[SOURCE INFORMATION — start]

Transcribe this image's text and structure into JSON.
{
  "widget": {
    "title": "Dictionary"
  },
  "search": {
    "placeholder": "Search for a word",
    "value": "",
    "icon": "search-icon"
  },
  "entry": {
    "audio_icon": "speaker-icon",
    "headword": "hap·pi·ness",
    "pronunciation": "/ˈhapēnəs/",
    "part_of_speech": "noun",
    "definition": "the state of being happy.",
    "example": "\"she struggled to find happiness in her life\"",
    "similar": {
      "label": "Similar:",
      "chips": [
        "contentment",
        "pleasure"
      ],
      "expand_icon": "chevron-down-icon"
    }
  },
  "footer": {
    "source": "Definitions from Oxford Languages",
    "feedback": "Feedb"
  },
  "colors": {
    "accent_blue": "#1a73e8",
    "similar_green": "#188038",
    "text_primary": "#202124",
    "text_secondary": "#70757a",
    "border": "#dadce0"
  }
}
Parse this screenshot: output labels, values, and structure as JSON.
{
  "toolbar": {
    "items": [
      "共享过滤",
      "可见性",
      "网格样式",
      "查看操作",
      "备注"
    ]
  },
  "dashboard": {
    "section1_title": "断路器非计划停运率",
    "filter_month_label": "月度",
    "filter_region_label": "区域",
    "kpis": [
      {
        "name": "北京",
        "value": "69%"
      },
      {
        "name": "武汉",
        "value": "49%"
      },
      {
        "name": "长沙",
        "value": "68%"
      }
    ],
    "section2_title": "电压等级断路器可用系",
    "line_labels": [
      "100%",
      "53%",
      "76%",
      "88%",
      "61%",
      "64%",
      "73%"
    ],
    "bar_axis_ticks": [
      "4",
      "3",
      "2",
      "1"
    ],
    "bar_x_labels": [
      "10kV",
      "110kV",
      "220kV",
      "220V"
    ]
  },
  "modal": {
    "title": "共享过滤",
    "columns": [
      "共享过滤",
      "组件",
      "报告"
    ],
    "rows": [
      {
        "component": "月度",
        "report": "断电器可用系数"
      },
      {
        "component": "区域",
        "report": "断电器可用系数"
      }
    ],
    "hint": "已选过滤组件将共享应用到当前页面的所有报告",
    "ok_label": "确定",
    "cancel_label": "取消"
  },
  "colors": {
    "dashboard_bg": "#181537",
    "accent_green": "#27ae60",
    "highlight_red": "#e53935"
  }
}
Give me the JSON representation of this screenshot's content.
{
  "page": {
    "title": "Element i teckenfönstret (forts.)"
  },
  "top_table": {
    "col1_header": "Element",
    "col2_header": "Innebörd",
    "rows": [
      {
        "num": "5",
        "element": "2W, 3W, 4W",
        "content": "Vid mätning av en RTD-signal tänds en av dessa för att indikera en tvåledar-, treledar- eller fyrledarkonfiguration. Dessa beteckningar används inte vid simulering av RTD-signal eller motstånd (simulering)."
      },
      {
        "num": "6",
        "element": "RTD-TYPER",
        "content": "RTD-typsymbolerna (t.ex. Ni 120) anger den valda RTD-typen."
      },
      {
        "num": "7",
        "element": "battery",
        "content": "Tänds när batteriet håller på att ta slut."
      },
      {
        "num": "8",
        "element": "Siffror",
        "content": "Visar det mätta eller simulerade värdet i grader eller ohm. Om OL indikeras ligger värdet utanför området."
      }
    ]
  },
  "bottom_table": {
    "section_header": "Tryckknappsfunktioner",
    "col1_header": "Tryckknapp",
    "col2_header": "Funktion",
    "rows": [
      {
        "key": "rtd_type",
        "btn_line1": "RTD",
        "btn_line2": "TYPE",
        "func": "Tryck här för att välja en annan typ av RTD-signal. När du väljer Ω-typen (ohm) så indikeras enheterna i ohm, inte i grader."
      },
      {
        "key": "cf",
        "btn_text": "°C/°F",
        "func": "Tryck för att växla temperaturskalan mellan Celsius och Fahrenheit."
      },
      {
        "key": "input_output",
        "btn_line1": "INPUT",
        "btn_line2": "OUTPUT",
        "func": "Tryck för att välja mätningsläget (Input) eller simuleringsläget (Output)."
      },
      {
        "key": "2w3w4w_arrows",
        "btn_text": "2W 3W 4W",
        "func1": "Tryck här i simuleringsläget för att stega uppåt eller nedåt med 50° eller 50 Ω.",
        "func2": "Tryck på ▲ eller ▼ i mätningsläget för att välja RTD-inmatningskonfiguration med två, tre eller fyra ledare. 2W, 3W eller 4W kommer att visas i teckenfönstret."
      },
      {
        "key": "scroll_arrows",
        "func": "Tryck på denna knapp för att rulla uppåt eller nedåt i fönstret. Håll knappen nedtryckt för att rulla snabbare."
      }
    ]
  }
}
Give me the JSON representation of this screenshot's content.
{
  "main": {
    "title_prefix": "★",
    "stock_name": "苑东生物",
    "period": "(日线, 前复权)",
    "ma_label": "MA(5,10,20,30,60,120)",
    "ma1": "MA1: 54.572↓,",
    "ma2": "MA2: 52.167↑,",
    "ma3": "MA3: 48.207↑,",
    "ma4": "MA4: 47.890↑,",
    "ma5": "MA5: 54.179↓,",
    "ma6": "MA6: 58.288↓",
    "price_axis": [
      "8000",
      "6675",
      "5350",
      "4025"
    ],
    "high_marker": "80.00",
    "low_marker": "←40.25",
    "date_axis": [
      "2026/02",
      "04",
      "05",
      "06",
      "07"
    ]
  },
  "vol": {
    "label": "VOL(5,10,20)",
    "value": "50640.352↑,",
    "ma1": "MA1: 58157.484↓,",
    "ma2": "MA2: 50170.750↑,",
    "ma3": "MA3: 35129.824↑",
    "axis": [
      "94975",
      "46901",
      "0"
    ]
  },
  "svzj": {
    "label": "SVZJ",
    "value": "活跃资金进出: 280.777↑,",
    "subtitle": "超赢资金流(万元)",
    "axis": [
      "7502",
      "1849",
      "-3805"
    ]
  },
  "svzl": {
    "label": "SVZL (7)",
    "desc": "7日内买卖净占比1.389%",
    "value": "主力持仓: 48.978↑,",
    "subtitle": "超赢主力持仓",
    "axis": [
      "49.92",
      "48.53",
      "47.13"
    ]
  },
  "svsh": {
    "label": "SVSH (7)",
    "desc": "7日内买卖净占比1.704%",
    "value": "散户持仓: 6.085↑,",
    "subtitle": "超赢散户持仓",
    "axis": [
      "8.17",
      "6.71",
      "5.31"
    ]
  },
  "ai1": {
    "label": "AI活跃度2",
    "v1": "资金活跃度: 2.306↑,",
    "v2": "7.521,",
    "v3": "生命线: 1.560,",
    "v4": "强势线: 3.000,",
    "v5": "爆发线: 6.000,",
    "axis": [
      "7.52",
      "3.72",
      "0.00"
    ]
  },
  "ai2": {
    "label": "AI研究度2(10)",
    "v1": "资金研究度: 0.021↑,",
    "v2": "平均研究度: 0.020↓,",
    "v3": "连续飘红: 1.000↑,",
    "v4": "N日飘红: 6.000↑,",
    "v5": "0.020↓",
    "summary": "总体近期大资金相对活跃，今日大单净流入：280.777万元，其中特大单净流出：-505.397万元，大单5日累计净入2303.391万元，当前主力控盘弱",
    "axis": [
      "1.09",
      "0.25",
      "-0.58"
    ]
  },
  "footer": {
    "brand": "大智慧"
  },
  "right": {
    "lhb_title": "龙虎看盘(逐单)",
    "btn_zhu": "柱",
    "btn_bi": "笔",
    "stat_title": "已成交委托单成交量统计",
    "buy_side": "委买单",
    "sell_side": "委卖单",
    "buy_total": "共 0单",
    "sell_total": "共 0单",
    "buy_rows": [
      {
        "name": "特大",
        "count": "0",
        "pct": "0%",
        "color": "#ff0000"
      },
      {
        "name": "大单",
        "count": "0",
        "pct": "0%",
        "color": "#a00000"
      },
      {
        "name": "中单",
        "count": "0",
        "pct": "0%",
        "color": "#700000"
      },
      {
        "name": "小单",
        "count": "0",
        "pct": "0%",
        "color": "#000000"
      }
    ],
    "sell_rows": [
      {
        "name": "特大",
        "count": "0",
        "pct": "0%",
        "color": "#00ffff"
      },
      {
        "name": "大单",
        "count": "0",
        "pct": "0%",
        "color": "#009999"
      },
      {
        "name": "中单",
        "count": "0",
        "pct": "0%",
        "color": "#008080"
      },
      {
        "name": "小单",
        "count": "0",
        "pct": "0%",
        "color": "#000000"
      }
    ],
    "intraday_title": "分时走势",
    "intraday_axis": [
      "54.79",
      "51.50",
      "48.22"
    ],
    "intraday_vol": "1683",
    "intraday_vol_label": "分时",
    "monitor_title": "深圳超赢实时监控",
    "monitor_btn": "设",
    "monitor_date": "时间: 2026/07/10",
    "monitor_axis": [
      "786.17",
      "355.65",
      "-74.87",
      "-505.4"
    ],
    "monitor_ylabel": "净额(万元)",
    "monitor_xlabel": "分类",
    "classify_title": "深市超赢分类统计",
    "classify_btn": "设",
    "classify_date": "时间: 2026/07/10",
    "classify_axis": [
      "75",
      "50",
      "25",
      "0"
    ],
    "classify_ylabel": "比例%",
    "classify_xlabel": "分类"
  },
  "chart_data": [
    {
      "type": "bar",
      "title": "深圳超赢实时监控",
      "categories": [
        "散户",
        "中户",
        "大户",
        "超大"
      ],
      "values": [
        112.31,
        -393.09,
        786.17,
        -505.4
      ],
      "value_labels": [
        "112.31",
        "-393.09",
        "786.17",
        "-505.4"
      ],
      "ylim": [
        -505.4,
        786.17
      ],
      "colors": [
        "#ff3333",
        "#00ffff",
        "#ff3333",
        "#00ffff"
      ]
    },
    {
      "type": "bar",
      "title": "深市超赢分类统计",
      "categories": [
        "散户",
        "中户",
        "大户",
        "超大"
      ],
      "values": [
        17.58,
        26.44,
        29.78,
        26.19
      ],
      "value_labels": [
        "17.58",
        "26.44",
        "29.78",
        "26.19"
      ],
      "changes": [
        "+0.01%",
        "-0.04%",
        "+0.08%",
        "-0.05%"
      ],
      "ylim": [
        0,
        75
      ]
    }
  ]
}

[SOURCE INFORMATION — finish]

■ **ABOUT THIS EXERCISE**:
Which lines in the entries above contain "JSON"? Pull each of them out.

■ **TASK RESULT**:
Transcribe this image's text and structure into JSON.
Parse this screenshot: output labels, values, and structure as JSON.
Give me the JSON representation of this screenshot's content.
Give me the JSON representation of this screenshot's content.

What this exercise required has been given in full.